*** Opening SUPPLIED DATA ***

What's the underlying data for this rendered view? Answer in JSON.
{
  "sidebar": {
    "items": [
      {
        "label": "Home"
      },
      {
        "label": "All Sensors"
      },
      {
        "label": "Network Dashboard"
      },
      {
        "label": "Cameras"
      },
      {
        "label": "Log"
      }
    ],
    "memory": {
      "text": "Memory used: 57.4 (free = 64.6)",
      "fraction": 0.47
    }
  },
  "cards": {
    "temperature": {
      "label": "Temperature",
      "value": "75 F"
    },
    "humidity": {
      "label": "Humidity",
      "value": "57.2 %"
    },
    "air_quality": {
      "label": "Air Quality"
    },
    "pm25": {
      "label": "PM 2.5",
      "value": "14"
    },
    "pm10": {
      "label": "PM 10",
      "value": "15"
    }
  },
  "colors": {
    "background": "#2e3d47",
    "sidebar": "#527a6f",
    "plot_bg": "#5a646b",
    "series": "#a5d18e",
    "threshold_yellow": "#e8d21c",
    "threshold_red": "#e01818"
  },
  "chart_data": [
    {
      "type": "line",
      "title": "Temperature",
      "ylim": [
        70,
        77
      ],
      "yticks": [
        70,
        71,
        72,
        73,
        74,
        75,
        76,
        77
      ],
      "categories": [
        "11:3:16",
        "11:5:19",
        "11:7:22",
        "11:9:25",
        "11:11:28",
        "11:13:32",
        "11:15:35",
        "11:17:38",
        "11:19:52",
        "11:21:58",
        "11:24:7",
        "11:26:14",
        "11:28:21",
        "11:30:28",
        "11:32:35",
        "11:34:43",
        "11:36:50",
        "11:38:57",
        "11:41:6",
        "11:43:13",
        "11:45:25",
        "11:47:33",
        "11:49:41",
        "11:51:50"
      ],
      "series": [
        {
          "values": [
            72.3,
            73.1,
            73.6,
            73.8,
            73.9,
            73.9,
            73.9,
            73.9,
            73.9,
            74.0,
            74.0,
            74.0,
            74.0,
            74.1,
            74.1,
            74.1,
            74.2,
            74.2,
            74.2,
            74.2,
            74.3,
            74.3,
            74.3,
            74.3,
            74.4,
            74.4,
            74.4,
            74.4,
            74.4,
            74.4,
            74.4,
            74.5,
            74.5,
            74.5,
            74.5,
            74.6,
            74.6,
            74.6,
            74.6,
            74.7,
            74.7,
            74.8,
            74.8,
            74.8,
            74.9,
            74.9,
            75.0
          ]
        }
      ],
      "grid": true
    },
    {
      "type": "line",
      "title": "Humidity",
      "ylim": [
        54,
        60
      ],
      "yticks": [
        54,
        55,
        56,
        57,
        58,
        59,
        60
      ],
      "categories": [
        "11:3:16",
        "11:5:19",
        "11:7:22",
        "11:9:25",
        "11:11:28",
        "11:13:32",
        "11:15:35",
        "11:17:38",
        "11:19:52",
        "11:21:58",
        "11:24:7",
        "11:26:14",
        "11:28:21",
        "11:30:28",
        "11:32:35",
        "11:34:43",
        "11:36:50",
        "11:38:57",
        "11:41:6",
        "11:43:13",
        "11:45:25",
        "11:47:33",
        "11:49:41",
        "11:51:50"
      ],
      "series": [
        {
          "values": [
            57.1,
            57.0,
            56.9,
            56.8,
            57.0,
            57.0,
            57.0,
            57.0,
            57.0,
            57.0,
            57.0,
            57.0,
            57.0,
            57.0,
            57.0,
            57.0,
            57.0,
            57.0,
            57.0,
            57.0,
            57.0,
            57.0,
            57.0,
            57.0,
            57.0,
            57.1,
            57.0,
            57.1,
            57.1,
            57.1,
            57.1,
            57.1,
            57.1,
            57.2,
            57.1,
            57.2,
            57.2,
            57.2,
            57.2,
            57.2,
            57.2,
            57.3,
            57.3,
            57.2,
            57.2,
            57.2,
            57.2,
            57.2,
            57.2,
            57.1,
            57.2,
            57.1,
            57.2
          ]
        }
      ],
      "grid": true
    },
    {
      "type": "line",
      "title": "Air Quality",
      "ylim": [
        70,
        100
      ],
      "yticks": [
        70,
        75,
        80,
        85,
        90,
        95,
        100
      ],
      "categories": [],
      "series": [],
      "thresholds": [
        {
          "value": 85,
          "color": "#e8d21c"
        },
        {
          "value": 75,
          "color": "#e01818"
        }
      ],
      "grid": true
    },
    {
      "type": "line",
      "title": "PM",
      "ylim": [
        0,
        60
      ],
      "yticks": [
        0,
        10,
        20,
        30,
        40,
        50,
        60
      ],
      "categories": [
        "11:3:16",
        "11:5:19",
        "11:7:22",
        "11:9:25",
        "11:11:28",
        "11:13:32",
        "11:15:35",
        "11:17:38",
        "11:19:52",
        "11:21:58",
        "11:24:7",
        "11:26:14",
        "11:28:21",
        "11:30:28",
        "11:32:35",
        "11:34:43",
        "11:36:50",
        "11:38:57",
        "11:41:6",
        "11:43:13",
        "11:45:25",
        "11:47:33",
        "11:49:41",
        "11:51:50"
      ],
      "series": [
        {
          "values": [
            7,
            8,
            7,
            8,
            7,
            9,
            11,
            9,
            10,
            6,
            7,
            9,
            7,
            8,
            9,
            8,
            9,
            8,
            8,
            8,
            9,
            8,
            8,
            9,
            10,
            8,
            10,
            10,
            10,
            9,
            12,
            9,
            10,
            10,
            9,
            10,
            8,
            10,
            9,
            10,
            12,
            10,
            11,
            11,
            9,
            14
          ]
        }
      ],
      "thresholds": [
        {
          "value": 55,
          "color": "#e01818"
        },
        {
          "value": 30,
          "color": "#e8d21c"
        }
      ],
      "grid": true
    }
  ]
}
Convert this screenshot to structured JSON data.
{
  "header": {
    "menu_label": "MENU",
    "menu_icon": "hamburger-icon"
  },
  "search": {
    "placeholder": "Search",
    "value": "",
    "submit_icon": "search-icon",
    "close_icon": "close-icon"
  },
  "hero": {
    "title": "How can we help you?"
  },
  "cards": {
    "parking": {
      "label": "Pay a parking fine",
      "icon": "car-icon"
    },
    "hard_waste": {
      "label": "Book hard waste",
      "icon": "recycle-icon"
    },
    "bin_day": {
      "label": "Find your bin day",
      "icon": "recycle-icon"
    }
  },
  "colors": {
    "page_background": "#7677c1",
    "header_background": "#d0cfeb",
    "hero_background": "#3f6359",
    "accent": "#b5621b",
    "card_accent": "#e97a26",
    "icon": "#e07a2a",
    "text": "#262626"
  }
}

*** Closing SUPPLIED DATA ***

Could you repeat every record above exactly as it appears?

§ **THE COMPLETED TASK**:
What's the underlying data for this rendered view? Answer in JSON.
{
  "sidebar": {
    "items": [
      {
        "label": "Home"
      },
      {
        "label": "All Sensors"
      },
      {
        "label": "Network Dashboard"
      },
      {
        "label": "Cameras"
      },
      {
        "label": "Log"
      }
    ],
    "memory": {
      "text": "Memory used: 57.4 (free = 64.6)",
      "fraction": 0.47
    }
  },
  "cards": {
    "temperature": {
      "label": "Temperature",
      "value": "75 F"
    },
    "humidity": {
      "label": "Humidity",
      "value": "57.2 %"
    },
    "air_quality": {
      "label": "Air Quality"
    },
    "pm25": {
      "label": "PM 2.5",
      "value": "14"
    },
    "pm10": {
      "label": "PM 10",
      "value": "15"
    }
  },
  "colors": {
    "background": "#2e3d47",
    "sidebar": "#527a6f",
    "plot_bg": "#5a646b",
    "series": "#a5d18e",
    "threshold_yellow": "#e8d21c",
    "threshold_red": "#e01818"
  },
  "chart_data": [
    {
      "type": "line",
      "title": "Temperature",
      "ylim": [
        70,
        77
      ],
      "yticks": [
        70,
        71,
        72,
        73,
        74,
        75,
        76,
        77
      ],
      "categories": [
        "11:3:16",
        "11:5:19",
        "11:7:22",
        "11:9:25",
        "11:11:28",
        "11:13:32",
        "11:15:35",
        "11:17:38",
        "11:19:52",
        "11:21:58",
        "11:24:7",
        "11:26:14",
        "11:28:21",
        "11:30:28",
        "11:32:35",
        "11:34:43",
        "11:36:50",
        "11:38:57",
        "11:41:6",
        "11:43:13",
        "11:45:25",
        "11:47:33",
        "11:49:41",
        "11:51:50"
      ],
      "series": [
        {
          "values": [
            72.3,
            73.1,
            73.6,
            73.8,
            73.9,
            73.9,
            73.9,
            73.9,
            73.9,
            74.0,
            74.0,
            74.0,
            74.0,
            74.1,
            74.1,
            74.1,
            74.2,
            74.2,
            74.2,
            74.2,
            74.3,
            74.3,
            74.3,
            74.3,
            74.4,
            74.4,
            74.4,
            74.4,
            74.4,
            74.4,
            74.4,
            74.5,
            74.5,
            74.5,
            74.5,
            74.6,
            74.6,
            74.6,
            74.6,
            74.7,
            74.7,
            74.8,
            74.8,
            74.8,
            74.9,
            74.9,
            75.0
          ]
        }
      ],
      "grid": true
    },
    {
      "type": "line",
      "title": "Humidity",
      "ylim": [
        54,
        60
      ],
      "yticks": [
        54,
        55,
        56,
        57,
        58,
        59,
        60
      ],
      "categories": [
        "11:3:16",
        "11:5:19",
        "11:7:22",
        "11:9:25",
        "11:11:28",
        "11:13:32",
        "11:15:35",
        "11:17:38",
        "11:19:52",
        "11:21:58",
        "11:24:7",
        "11:26:14",
        "11:28:21",
        "11:30:28",
        "11:32:35",
        "11:34:43",
        "11:36:50",
        "11:38:57",
        "11:41:6",
        "11:43:13",
        "11:45:25",
        "11:47:33",
        "11:49:41",
        "11:51:50"
      ],
      "series": [
        {
          "values": [
            57.1,
            57.0,
            56.9,
            56.8,
            57.0,
            57.0,
            57.0,
            57.0,
            57.0,
            57.0,
            57.0,
            57.0,
            57.0,
            57.0,
            57.0,
            57.0,
            57.0,
            57.0,
            57.0,
            57.0,
            57.0,
            57.0,
            57.0,
            57.0,
            57.0,
            57.1,
            57.0,
            57.1,
            57.1,
            57.1,
            57.1,
            57.1,
            57.1,
            57.2,
            57.1,
            57.2,
            57.2,
            57.2,
            57.2,
            57.2,
            57.2,
            57.3,
            57.3,
            57.2,
            57.2,
            57.2,
            57.2,
            57.2,
            57.2,
            57.1,
            57.2,
            57.1,
            57.2
          ]
        }
      ],
      "grid": true
    },
    {
      "type": "line",
      "title": "Air Quality",
      "ylim": [
        70,
        100
      ],
      "yticks": [
        70,
        75,
        80,
        85,
        90,
        95,
        100
      ],
      "categories": [],
      "series": [],
      "thresholds": [
        {
          "value": 85,
          "color": "#e8d21c"
        },
        {
          "value": 75,
          "color": "#e01818"
        }
      ],
      "grid": true
    },
    {
      "type": "line",
      "title": "PM",
      "ylim": [
        0,
        60
      ],
      "yticks": [
        0,
        10,
        20,
        30,
        40,
        50,
        60
      ],
      "categories": [
        "11:3:16",
        "11:5:19",
        "11:7:22",
        "11:9:25",
        "11:11:28",
        "11:13:32",
        "11:15:35",
        "11:17:38",
        "11:19:52",
        "11:21:58",
        "11:24:7",
        "11:26:14",
        "11:28:21",
        "11:30:28",
        "11:32:35",
        "11:34:43",
        "11:36:50",
        "11:38:57",
        "11:41:6",
        "11:43:13",
        "11:45:25",
        "11:47:33",
        "11:49:41",
        "11:51:50"
      ],
      "series": [
        {
          "values": [
            7,
            8,
            7,
            8,
            7,
            9,
            11,
            9,
            10,
            6,
            7,
            9,
            7,
            8,
            9,
            8,
            9,
            8,
            8,
            8,
            9,
            8,
            8,
            9,
            10,
            8,
            10,
            10,
            10,
            9,
            12,
            9,
            10,
            10,
            9,
            10,
            8,
            10,
            9,
            10,
            12,
            10,
            11,
            11,
            9,
            14
          ]
        }
      ],
      "thresholds": [
        {
          "value": 55,
          "color": "#e01818"
        },
        {
          "value": 30,
          "color": "#e8d21c"
        }
      ],
      "grid": true
    }
  ]
}
Convert this screenshot to structured JSON data.
{
  "header": {
    "menu_label": "MENU",
    "menu_icon": "hamburger-icon"
  },
  "search": {
    "placeholder": "Search",
    "value": "",
    "submit_icon": "search-icon",
    "close_icon": "close-icon"
  },
  "hero": {
    "title": "How can we help you?"
  },
  "cards": {
    "parking": {
      "label": "Pay a parking fine",
      "icon": "car-icon"
    },
    "hard_waste": {
      "label": "Book hard waste",
      "icon": "recycle-icon"
    },
    "bin_day": {
      "label": "Find your bin day",
      "icon": "recycle-icon"
    }
  },
  "colors": {
    "page_background": "#7677c1",
    "header_background": "#d0cfeb",
    "hero_background": "#3f6359",
    "accent": "#b5621b",
    "card_accent": "#e97a26",
    "icon": "#e07a2a",
    "text": "#262626"
  }
}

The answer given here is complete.